SALE TIME HAS NOT ARRIVED YET!
Residential property sales fell 1% over the summer across Canada. For now, prices remain stable in some regions while they continue to climb in others. Buyers are not seeing large clearance sales or discounts.
National home sales are down a slight 1% in August 2022, new statistics released by the Canadian Real Estate Association (CREA) show, while the number of newly listed properties fell 5.4%, except in Montreal, where new listings barely budged from July to August.
In Quebec, 6,406 properties were sold in July and 5,929 in August. When we compare over one year, from August 2021 to August 2022, sales have fallen by 15%
It is not easy to draw conclusions with the month of August. Traditionally, the trend is downward in active listings, ”explains Charles Brant, director of the market analysis service at the Association professionnelle des courtiers immobiliers du Québec (APCIQ) over the phone.
“It is possible that the month of August was not very representative or exaggerated the trend a little, ” he continues, “We will see what will happen in September. Perhaps the market will stabilize a little in September before continuing to decline over the next few months in terms of sales and prices”
SALE AT THIS TIME
By comparing the prices recorded in August 2021 to those of August 2022, we observe a 9% increase in the prices of single-family homes in Quebec. This increase is attributable to the peak in prices recorded in May when buyers wanted to acquire a property before the rise in interest rates and before July 1st.
If, in 2021, the price increase amounted to 18.9%, the CREA envisages for 2022 an increase of 16.8% and a slight increase of 0.5% in 2023.
Overall, there was a small 3.9% average decrease across all of Canada in August …NO SALE AT THIS TIME
Charles Brant says the overbidding peaked in the first quarter of 2022, creating strong demand pressure in the market, strong price growth, he says, “which was almost speculative.”
Currently, there is a sharp drop in the proportion of sales concluded as a result of an overbidding process. Fewer and fewer homes are selling for more than the listed price.
It shows that the price acceleration or overbidding is over and that eventually it opens the door to more negotiation and more sales that are made after a conditional offer. We are returning to a certain normality.
The full impact of rising interest rates, however, is not visible. The next rise, although more moderate, should continue to change the market picture.

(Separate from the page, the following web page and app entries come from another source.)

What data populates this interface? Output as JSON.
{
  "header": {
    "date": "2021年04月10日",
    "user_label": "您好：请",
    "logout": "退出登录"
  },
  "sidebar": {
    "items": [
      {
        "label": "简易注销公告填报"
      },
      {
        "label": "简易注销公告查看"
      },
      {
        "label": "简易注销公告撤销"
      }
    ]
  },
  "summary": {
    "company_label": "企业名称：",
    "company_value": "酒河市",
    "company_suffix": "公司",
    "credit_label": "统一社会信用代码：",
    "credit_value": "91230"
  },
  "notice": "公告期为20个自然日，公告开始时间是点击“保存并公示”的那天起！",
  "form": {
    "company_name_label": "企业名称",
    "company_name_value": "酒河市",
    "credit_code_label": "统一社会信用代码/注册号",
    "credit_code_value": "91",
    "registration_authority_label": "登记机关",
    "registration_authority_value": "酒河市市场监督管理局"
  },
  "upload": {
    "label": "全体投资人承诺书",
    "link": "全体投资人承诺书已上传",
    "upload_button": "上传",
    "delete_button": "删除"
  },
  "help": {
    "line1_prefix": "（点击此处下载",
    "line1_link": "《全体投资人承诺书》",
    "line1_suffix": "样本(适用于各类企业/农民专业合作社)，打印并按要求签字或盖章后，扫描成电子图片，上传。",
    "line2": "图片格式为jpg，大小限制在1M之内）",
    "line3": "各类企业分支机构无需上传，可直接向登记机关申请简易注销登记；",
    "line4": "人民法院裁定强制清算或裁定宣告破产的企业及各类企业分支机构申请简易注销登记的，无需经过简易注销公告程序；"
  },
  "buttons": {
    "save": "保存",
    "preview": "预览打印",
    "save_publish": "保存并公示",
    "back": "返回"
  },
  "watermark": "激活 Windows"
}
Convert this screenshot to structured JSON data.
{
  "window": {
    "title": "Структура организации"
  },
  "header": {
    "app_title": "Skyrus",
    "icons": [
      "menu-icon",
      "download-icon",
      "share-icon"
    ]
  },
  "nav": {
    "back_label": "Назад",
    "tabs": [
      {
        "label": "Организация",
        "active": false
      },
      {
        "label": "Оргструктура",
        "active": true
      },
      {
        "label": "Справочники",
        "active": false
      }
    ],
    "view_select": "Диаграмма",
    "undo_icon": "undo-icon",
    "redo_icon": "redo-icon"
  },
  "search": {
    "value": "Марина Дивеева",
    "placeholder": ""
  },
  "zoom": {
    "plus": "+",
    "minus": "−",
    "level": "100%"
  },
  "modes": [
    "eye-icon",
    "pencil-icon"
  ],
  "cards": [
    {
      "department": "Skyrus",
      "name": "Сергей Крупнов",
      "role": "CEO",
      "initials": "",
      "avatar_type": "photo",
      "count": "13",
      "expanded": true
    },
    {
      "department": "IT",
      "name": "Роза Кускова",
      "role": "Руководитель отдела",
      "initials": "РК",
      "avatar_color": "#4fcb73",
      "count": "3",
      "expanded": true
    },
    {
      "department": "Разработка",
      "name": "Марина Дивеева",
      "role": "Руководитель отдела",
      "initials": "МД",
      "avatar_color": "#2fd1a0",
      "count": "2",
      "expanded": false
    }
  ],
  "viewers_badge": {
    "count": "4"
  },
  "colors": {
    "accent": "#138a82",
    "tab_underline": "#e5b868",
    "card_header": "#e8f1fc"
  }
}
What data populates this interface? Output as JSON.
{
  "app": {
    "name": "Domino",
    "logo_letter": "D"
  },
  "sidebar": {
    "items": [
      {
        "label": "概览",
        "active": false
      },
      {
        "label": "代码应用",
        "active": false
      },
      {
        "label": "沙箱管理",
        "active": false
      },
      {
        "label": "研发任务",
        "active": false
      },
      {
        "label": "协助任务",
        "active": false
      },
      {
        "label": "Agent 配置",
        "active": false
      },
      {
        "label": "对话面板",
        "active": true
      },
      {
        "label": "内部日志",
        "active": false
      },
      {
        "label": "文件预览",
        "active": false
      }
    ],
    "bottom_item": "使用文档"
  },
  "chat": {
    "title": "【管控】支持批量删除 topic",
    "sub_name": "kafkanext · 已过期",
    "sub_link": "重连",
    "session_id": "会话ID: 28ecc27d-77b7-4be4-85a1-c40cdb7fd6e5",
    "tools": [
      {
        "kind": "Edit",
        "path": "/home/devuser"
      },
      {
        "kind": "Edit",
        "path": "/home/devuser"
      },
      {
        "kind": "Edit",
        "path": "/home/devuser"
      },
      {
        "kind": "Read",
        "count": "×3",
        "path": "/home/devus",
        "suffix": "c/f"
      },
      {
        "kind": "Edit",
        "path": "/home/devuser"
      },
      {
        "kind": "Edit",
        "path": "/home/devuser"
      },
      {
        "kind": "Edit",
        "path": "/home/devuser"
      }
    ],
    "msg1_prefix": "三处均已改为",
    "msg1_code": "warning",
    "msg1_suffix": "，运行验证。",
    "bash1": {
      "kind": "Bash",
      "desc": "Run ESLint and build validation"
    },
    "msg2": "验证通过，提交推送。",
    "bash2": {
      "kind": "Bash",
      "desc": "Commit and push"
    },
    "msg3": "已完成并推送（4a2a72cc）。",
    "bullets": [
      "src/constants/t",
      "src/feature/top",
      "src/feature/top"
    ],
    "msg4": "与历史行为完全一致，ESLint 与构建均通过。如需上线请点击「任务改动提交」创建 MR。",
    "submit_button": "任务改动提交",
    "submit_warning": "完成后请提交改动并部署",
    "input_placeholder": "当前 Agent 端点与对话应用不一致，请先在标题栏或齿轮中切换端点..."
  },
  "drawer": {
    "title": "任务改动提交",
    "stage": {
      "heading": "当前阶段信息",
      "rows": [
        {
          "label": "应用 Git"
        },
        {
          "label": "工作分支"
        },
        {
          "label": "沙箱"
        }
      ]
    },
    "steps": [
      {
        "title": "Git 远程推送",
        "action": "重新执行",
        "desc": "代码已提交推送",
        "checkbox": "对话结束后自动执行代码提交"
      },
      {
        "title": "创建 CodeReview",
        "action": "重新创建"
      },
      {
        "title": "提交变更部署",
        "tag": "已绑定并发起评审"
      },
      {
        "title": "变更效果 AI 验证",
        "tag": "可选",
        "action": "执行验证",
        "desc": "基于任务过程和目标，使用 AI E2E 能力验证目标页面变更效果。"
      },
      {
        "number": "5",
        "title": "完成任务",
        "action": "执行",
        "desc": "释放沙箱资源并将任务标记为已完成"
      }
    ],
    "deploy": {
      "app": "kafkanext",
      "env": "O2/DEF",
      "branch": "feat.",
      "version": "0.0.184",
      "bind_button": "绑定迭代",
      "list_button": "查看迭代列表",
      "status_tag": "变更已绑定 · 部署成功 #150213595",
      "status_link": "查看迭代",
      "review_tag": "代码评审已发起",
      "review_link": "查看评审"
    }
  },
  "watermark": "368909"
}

“The market should not collapse, because there is a structural supply deficit, there is not enough construction and the economic health of households is still quite good,” says Charles Brant. The shock of the rate hike could be partly absorbed. »
A recession and a rise in the unemployment rate could, however, change the situation.